** TASK DATA follows **

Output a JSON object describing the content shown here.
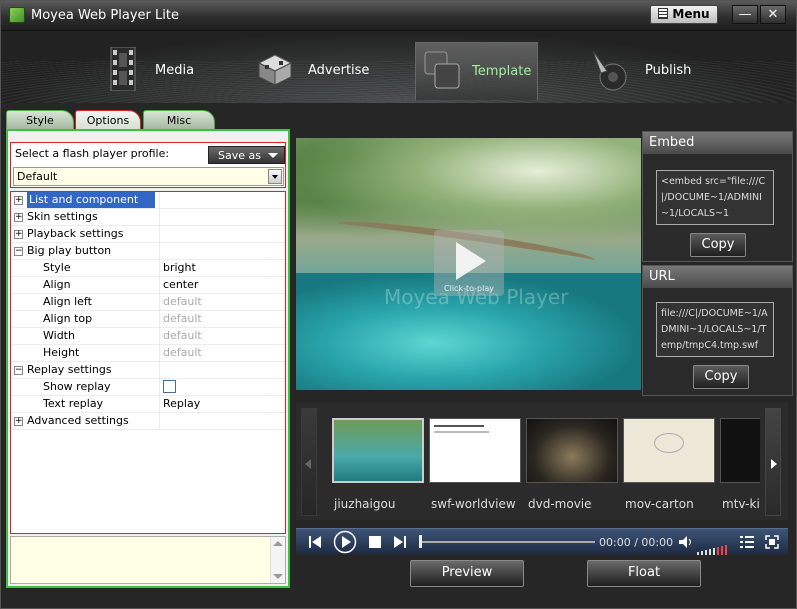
{
  "window": {
    "title": "Moyea Web Player Lite",
    "menu_label": "Menu",
    "minimize": "—",
    "close": "✕"
  },
  "nav": {
    "items": [
      {
        "label": "Media",
        "icon": "film-icon"
      },
      {
        "label": "Advertise",
        "icon": "advertise-icon"
      },
      {
        "label": "Template",
        "icon": "template-icon",
        "selected": true
      },
      {
        "label": "Publish",
        "icon": "publish-icon"
      }
    ]
  },
  "left": {
    "tabs": [
      "Style",
      "Options",
      "Misc"
    ],
    "active_tab": "Options",
    "profile_label": "Select a flash player profile:",
    "save_as": "Save as",
    "profile_value": "Default",
    "properties": [
      {
        "name": "List and component",
        "value": "",
        "level": 0,
        "expander": "+",
        "selected": true
      },
      {
        "name": "Skin settings",
        "value": "",
        "level": 0,
        "expander": "+"
      },
      {
        "name": "Playback settings",
        "value": "",
        "level": 0,
        "expander": "+"
      },
      {
        "name": "Big play button",
        "value": "",
        "level": 0,
        "expander": "−"
      },
      {
        "name": "Style",
        "value": "bright",
        "level": 1
      },
      {
        "name": "Align",
        "value": "center",
        "level": 1
      },
      {
        "name": "Align left",
        "value": "default",
        "level": 1,
        "dim": true
      },
      {
        "name": "Align top",
        "value": "default",
        "level": 1,
        "dim": true
      },
      {
        "name": "Width",
        "value": "default",
        "level": 1,
        "dim": true
      },
      {
        "name": "Height",
        "value": "default",
        "level": 1,
        "dim": true
      },
      {
        "name": "Replay settings",
        "value": "",
        "level": 0,
        "expander": "−"
      },
      {
        "name": "Show replay",
        "value": "",
        "level": 1,
        "checkbox": true
      },
      {
        "name": "Text replay",
        "value": "Replay",
        "level": 1
      },
      {
        "name": "Advanced settings",
        "value": "",
        "level": 0,
        "expander": "+"
      }
    ]
  },
  "preview": {
    "click_to_play": "Click-to-play",
    "watermark": "Moyea Web Player"
  },
  "embed": {
    "header": "Embed",
    "code": "<embed src=\"file:///C|/DOCUME~1/ADMINI~1/LOCALS~1",
    "copy": "Copy"
  },
  "url": {
    "header": "URL",
    "code": "file:///C|/DOCUME~1/ADMINI~1/LOCALS~1/Temp/tmpC4.tmp.swf",
    "copy": "Copy"
  },
  "playlist": [
    {
      "caption": "jiuzhaigou"
    },
    {
      "caption": "swf-worldview"
    },
    {
      "caption": "dvd-movie"
    },
    {
      "caption": "mov-carton"
    },
    {
      "caption": "mtv-kis"
    }
  ],
  "controls": {
    "time": "00:00 / 00:00",
    "progress": 0
  },
  "buttons": {
    "preview": "Preview",
    "float": "Float"
  }
}
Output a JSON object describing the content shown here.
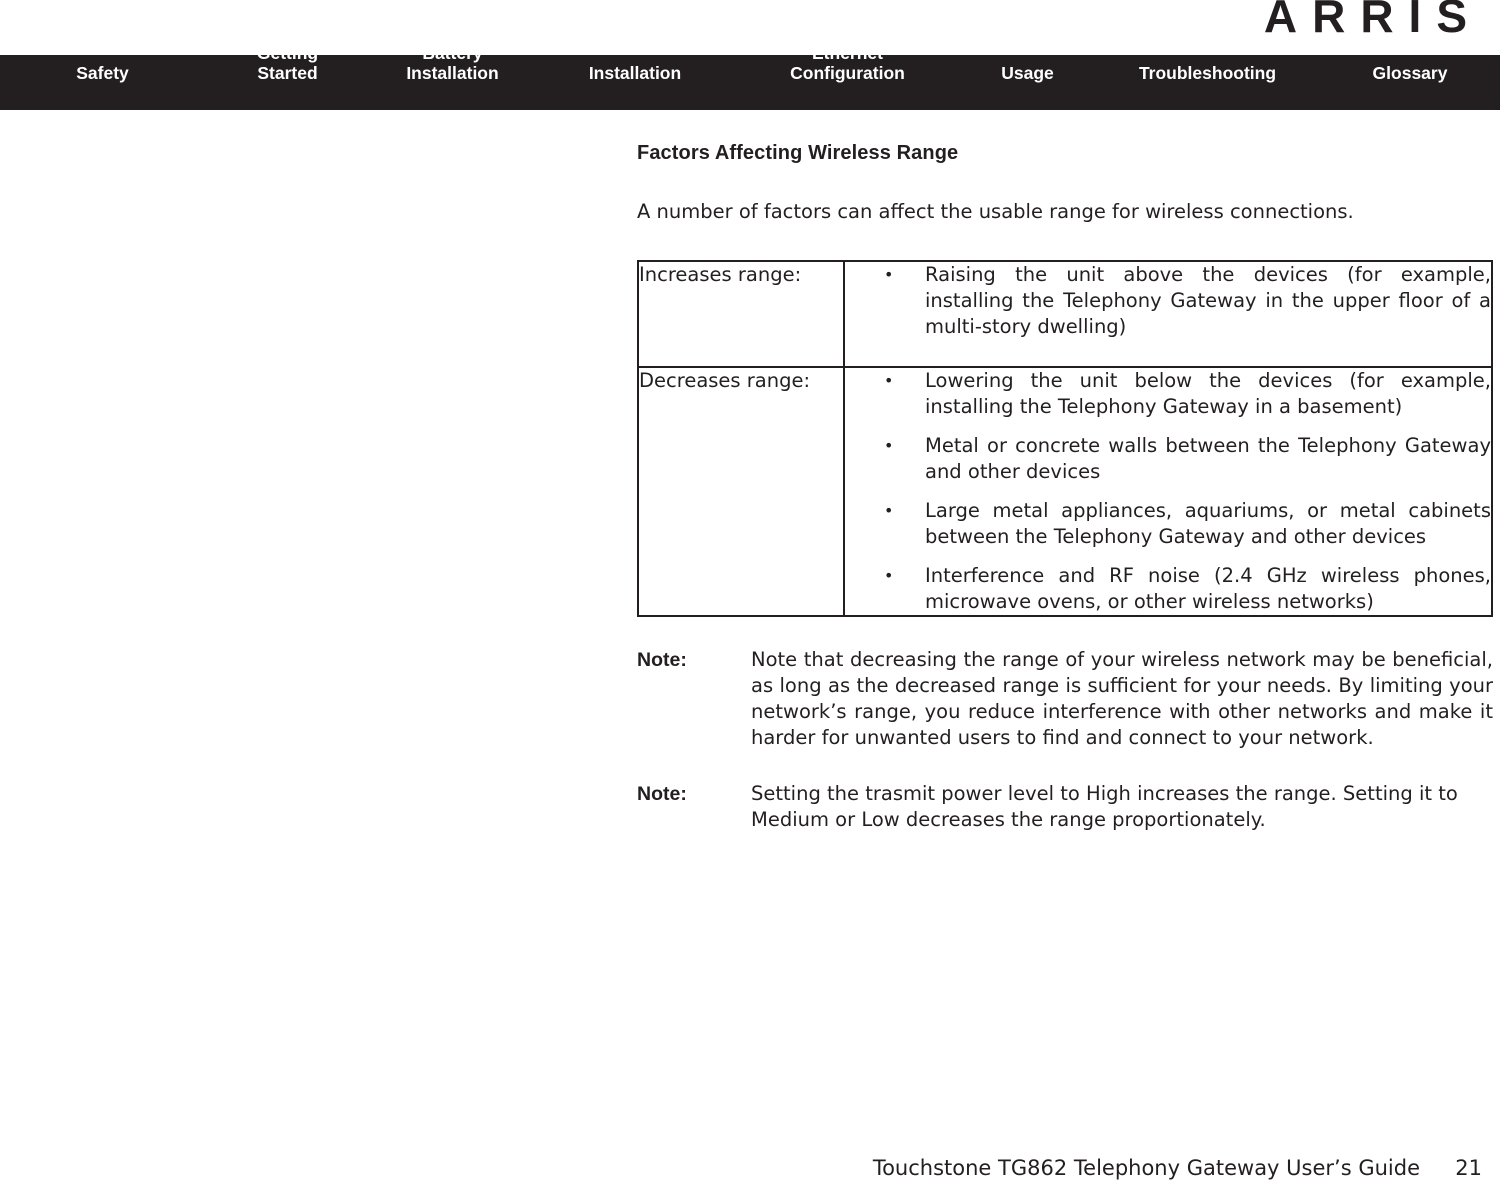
{
  "brand": {
    "logo_text": "ARRIS"
  },
  "nav": {
    "items": [
      {
        "label": "Safety"
      },
      {
        "label": "Getting\nStarted"
      },
      {
        "label": "Battery\nInstallation"
      },
      {
        "label": "Installation"
      },
      {
        "label": "Ethernet\nConfiguration"
      },
      {
        "label": "Usage"
      },
      {
        "label": "Troubleshooting"
      },
      {
        "label": "Glossary"
      }
    ]
  },
  "page": {
    "section_title": "Factors Affecting Wireless Range",
    "intro": "A number of factors can affect the usable range for wireless connections."
  },
  "factors_table": {
    "rows": [
      {
        "label": "Increases range:",
        "items": [
          "Raising the unit above the devices (for example, installing the Telephony Gateway in the upper floor of a multi-story dwelling)"
        ]
      },
      {
        "label": "Decreases range:",
        "items": [
          "Lowering the unit below the devices (for example, installing the Telephony Gateway in a basement)",
          "Metal or concrete walls between the Telephony Gateway and other devices",
          "Large metal appliances, aquariums, or metal cabinets between the Telephony Gateway and other devices",
          "Interference and RF noise (2.4 GHz wireless phones, microwave ovens, or other wireless networks)"
        ]
      }
    ]
  },
  "notes": [
    {
      "label": "Note:",
      "text": "Note that decreasing the range of your wireless network may be beneficial, as long as the decreased range is sufficient for your needs. By limiting your network’s range, you reduce interference with other networks and make it harder for unwanted users to find and connect to your network."
    },
    {
      "label": "Note:",
      "text": "Setting the trasmit power level to High increases the range.  Setting it to Medium or Low decreases the range proportionately."
    }
  ],
  "footer": {
    "title": "Touchstone TG862 Telephony Gateway User’s Guide",
    "page_number": "21"
  },
  "colors": {
    "nav_background": "#231f20",
    "text": "#231f20",
    "page_background": "#ffffff"
  }
}
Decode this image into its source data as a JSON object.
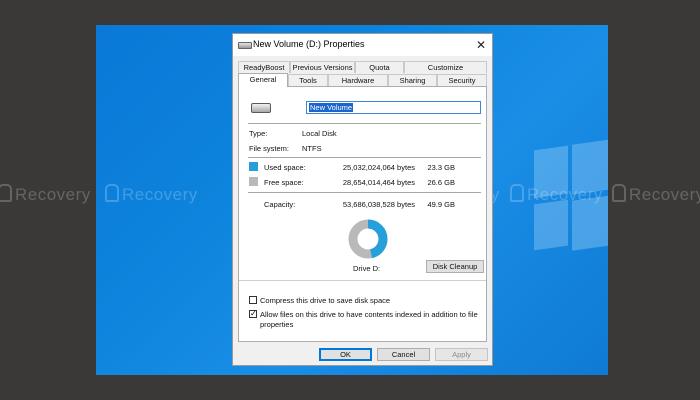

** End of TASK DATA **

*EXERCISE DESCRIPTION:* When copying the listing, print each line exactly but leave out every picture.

*RESULT FOR THIS TASK:*
Output a JSON object describing the content shown here.
{
  "window": {
    "title": "Moyea Web Player Lite",
    "menu_label": "Menu",
    "minimize": "—",
    "close": "✕"
  },
  "nav": {
    "items": [
      {
        "label": "Media",
        "icon": "film-icon"
      },
      {
        "label": "Advertise",
        "icon": "advertise-icon"
      },
      {
        "label": "Template",
        "icon": "template-icon",
        "selected": true
      },
      {
        "label": "Publish",
        "icon": "publish-icon"
      }
    ]
  },
  "left": {
    "tabs": [
      "Style",
      "Options",
      "Misc"
    ],
    "active_tab": "Options",
    "profile_label": "Select a flash player profile:",
    "save_as": "Save as",
    "profile_value": "Default",
    "properties": [
      {
        "name": "List and component",
        "value": "",
        "level": 0,
        "expander": "+",
        "selected": true
      },
      {
        "name": "Skin settings",
        "value": "",
        "level": 0,
        "expander": "+"
      },
      {
        "name": "Playback settings",
        "value": "",
        "level": 0,
        "expander": "+"
      },
      {
        "name": "Big play button",
        "value": "",
        "level": 0,
        "expander": "−"
      },
      {
        "name": "Style",
        "value": "bright",
        "level": 1
      },
      {
        "name": "Align",
        "value": "center",
        "level": 1
      },
      {
        "name": "Align left",
        "value": "default",
        "level": 1,
        "dim": true
      },
      {
        "name": "Align top",
        "value": "default",
        "level": 1,
        "dim": true
      },
      {
        "name": "Width",
        "value": "default",
        "level": 1,
        "dim": true
      },
      {
        "name": "Height",
        "value": "default",
        "level": 1,
        "dim": true
      },
      {
        "name": "Replay settings",
        "value": "",
        "level": 0,
        "expander": "−"
      },
      {
        "name": "Show replay",
        "value": "",
        "level": 1,
        "checkbox": true
      },
      {
        "name": "Text replay",
        "value": "Replay",
        "level": 1
      },
      {
        "name": "Advanced settings",
        "value": "",
        "level": 0,
        "expander": "+"
      }
    ]
  },
  "preview": {
    "click_to_play": "Click-to-play",
    "watermark": "Moyea Web Player"
  },
  "embed": {
    "header": "Embed",
    "code": "<embed src=\"file:///C|/DOCUME~1/ADMINI~1/LOCALS~1",
    "copy": "Copy"
  },
  "url": {
    "header": "URL",
    "code": "file:///C|/DOCUME~1/ADMINI~1/LOCALS~1/Temp/tmpC4.tmp.swf",
    "copy": "Copy"
  },
  "playlist": [
    {
      "caption": "jiuzhaigou"
    },
    {
      "caption": "swf-worldview"
    },
    {
      "caption": "dvd-movie"
    },
    {
      "caption": "mov-carton"
    },
    {
      "caption": "mtv-kis"
    }
  ],
  "controls": {
    "time": "00:00 / 00:00",
    "progress": 0
  },
  "buttons": {
    "preview": "Preview",
    "float": "Float"
  }
}
Output a JSON object describing the content shown here.
{
  "brand": {
    "logo_text": "ARRIS"
  },
  "nav": {
    "items": [
      {
        "label": "Safety"
      },
      {
        "label": "Getting\nStarted"
      },
      {
        "label": "Battery\nInstallation"
      },
      {
        "label": "Installation"
      },
      {
        "label": "Ethernet\nConfiguration"
      },
      {
        "label": "Usage"
      },
      {
        "label": "Troubleshooting"
      },
      {
        "label": "Glossary"
      }
    ]
  },
  "page": {
    "section_title": "Factors Affecting Wireless Range",
    "intro": "A number of factors can affect the usable range for wireless connections."
  },
  "factors_table": {
    "rows": [
      {
        "label": "Increases range:",
        "items": [
          "Raising the unit above the devices (for example, installing the Telephony Gateway in the upper floor of a multi-story dwelling)"
        ]
      },
      {
        "label": "Decreases range:",
        "items": [
          "Lowering the unit below the devices (for example, installing the Telephony Gateway in a basement)",
          "Metal or concrete walls between the Telephony Gateway and other devices",
          "Large metal appliances, aquariums, or metal cabinets between the Telephony Gateway and other devices",
          "Interference and RF noise (2.4 GHz wireless phones, microwave ovens, or other wireless networks)"
        ]
      }
    ]
  },
  "notes": [
    {
      "label": "Note:",
      "text": "Note that decreasing the range of your wireless network may be beneficial, as long as the decreased range is sufficient for your needs. By limiting your network’s range, you reduce interference with other networks and make it harder for unwanted users to find and connect to your network."
    },
    {
      "label": "Note:",
      "text": "Setting the trasmit power level to High increases the range.  Setting it to Medium or Low decreases the range proportionately."
    }
  ],
  "footer": {
    "title": "Touchstone TG862 Telephony Gateway User’s Guide",
    "page_number": "21"
  },
  "colors": {
    "nav_background": "#231f20",
    "text": "#231f20",
    "page_background": "#ffffff"
  }
}
Decode this image into its source data as a JSON object.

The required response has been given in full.